In his speech, Obama said, “Many of these refugees are the victims of terrorism themselves. That’s what they’re fleeing. Slamming the door in their faces would be a betrayal of our values.”
“Our nations can welcome refugees who are desperately seeking safety and ensure our own security. We can and must do both,” he added.
Following the Paris attacks, numerous politicians and presidential candidates have called for Obama to reverse his plans to accept 10,000 Syrian refugees into the United States, expressing concern that some of those accepted might be terrorists themselves. The governors of Michigan and Alabama, as well as Gov. Greg Abbott in Texas, have halted plans in their state to resettle Syrians who enter the country.

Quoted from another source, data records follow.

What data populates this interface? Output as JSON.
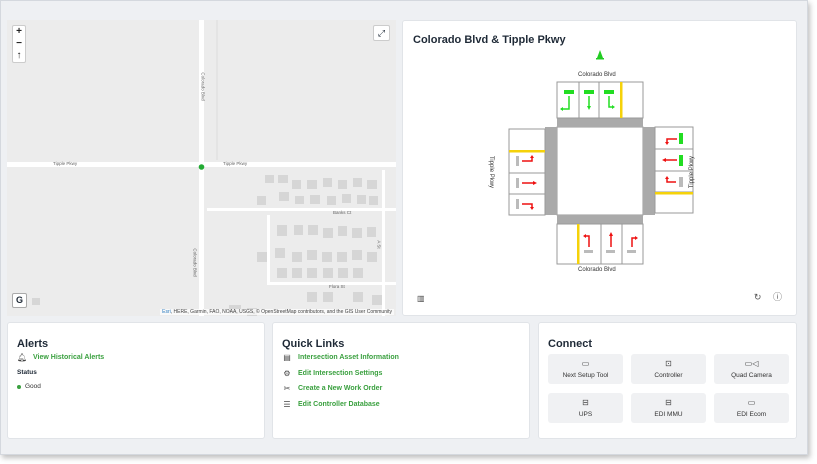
{
  "intersection": {
    "title": "Colorado Blvd & Tipple Pkwy",
    "north_label": "Colorado Blvd",
    "south_label": "Colorado Blvd",
    "west_label": "Tipple Pkwy",
    "east_label": "Tipple Pkwy"
  },
  "map": {
    "zoom_in": "+",
    "zoom_out": "−",
    "reset": "↑",
    "google_button": "G",
    "attribution_esri": "Esri",
    "attribution_rest": ", HERE, Garmin, FAO, NOAA, USGS, © OpenStreetMap contributors, and the GIS User Community",
    "labels": {
      "tipple_west": "Tipple Pkwy",
      "tipple_east": "Tipple Pkwy",
      "colorado_north": "Colorado Blvd",
      "colorado_south": "Colorado Blvd",
      "side_st": "Banks Ct",
      "side_ave": "A St",
      "lower_st": "Flora St"
    }
  },
  "alerts": {
    "title": "Alerts",
    "link": "View Historical Alerts",
    "status_label": "Status",
    "status_value": "Good",
    "status_color": "#3aa03f"
  },
  "quick_links": {
    "title": "Quick Links",
    "items": [
      {
        "label": "Intersection Asset Information",
        "icon": "id-card-icon"
      },
      {
        "label": "Edit Intersection Settings",
        "icon": "gear-icon"
      },
      {
        "label": "Create a New Work Order",
        "icon": "tools-icon"
      },
      {
        "label": "Edit Controller Database",
        "icon": "database-icon"
      }
    ]
  },
  "connect": {
    "title": "Connect",
    "tiles": [
      {
        "label": "Next Setup Tool",
        "icon": "monitor-icon"
      },
      {
        "label": "Controller",
        "icon": "terminal-icon"
      },
      {
        "label": "Quad Camera",
        "icon": "camera-icon"
      },
      {
        "label": "UPS",
        "icon": "ups-icon"
      },
      {
        "label": "EDI MMU",
        "icon": "mmu-icon"
      },
      {
        "label": "EDI Ecom",
        "icon": "monitor-icon"
      }
    ]
  },
  "colors": {
    "accent": "#3aa03f",
    "signal_green": "#22dd22",
    "signal_red": "#ee1111",
    "crosswalk_yellow": "#f5d20a"
  }
}
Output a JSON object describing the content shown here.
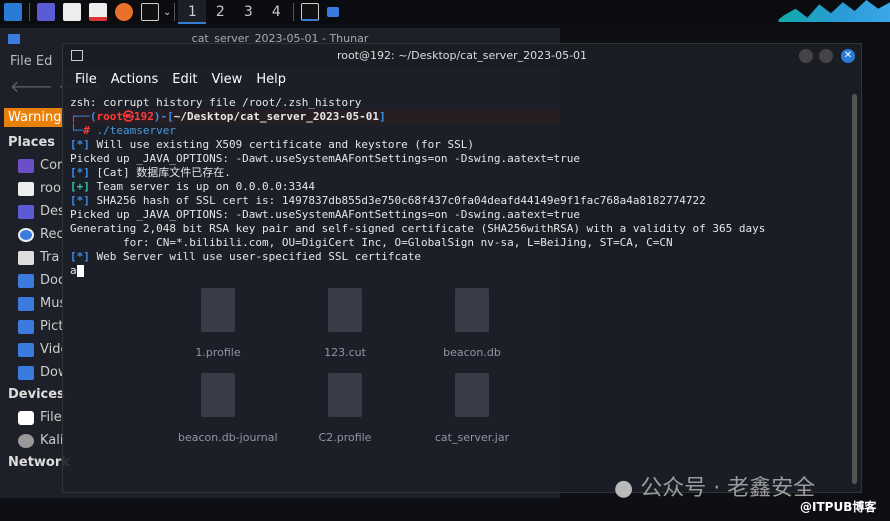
{
  "taskbar": {
    "workspaces": [
      "1",
      "2",
      "3",
      "4"
    ]
  },
  "thunar": {
    "title": "cat_server_2023-05-01 - Thunar",
    "menu": [
      "File",
      "Ed"
    ],
    "warning": "Warning",
    "places_heading": "Places",
    "places": [
      "Cor",
      "roo",
      "Des",
      "Rec",
      "Tra",
      "Documents",
      "Music",
      "Pictures",
      "Videos",
      "Downloads"
    ],
    "devices_heading": "Devices",
    "devices": [
      "File System",
      "Kali Linux"
    ],
    "network_heading": "Network",
    "files": [
      "1.profile",
      "123.cut",
      "beacon.db",
      "beacon.db-journal",
      "C2.profile",
      "cat_server.jar"
    ]
  },
  "terminal": {
    "title": "root@192: ~/Desktop/cat_server_2023-05-01",
    "menu": [
      "File",
      "Actions",
      "Edit",
      "View",
      "Help"
    ],
    "lines": {
      "l1": "zsh: corrupt history file /root/.zsh_history",
      "user": "root",
      "host": "192",
      "cwd": "~/Desktop/cat_server_2023-05-01",
      "cmd": "./teamserver",
      "l3": " Will use existing X509 certificate and keystore (for SSL)",
      "l4": "Picked up _JAVA_OPTIONS: -Dawt.useSystemAAFontSettings=on -Dswing.aatext=true",
      "l5": " [Cat] 数据库文件已存在.",
      "l6": " Team server is up on 0.0.0.0:3344",
      "l7": " SHA256 hash of SSL cert is: 1497837db855d3e750c68f437c0fa04deafd44149e9f1fac768a4a8182774722",
      "l8": "Picked up _JAVA_OPTIONS: -Dawt.useSystemAAFontSettings=on -Dswing.aatext=true",
      "l9": "Generating 2,048 bit RSA key pair and self-signed certificate (SHA256withRSA) with a validity of 365 days",
      "l10": "        for: CN=*.bilibili.com, OU=DigiCert Inc, O=GlobalSign nv-sa, L=BeiJing, ST=CA, C=CN",
      "l11": " Web Server will use user-specified SSL certifcate",
      "l12": "a"
    },
    "tag_star": "[*]",
    "tag_plus": "[+]"
  },
  "watermark": {
    "main": "公众号 · 老鑫安全",
    "sub": "@ITPUB博客"
  }
}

Some Republican presidential candidates, including Sen. Marco Rubio (R-Fla.) have also called for a halt on allowing Syrian refugees into the United States.
According to numerous reports, at least one of the attackers responsible for Friday’s attacks had previously arrived in Greece as part of a group of Syrian refugees.
From a CNN report published Sunday:
One of three bombers who detonated themselves at the Stade de France late Friday arrived on the Greek island of Leros on October 3 among numerous Syrian refugees, CNN's Christiane Amanpour reported, citing an unnamed French senator who was briefed by the Ministry of the Interior.
The senator told CNN that the man was carrying a fake or doctored Syrian passport, and also a registration document for refugee status issued by Greek authorities. The fingerprints taken by Greek authorities match those of the terrorist who blew himself up at the Stade de France, the senator said.
Watch President Obama's remarks for yourself here: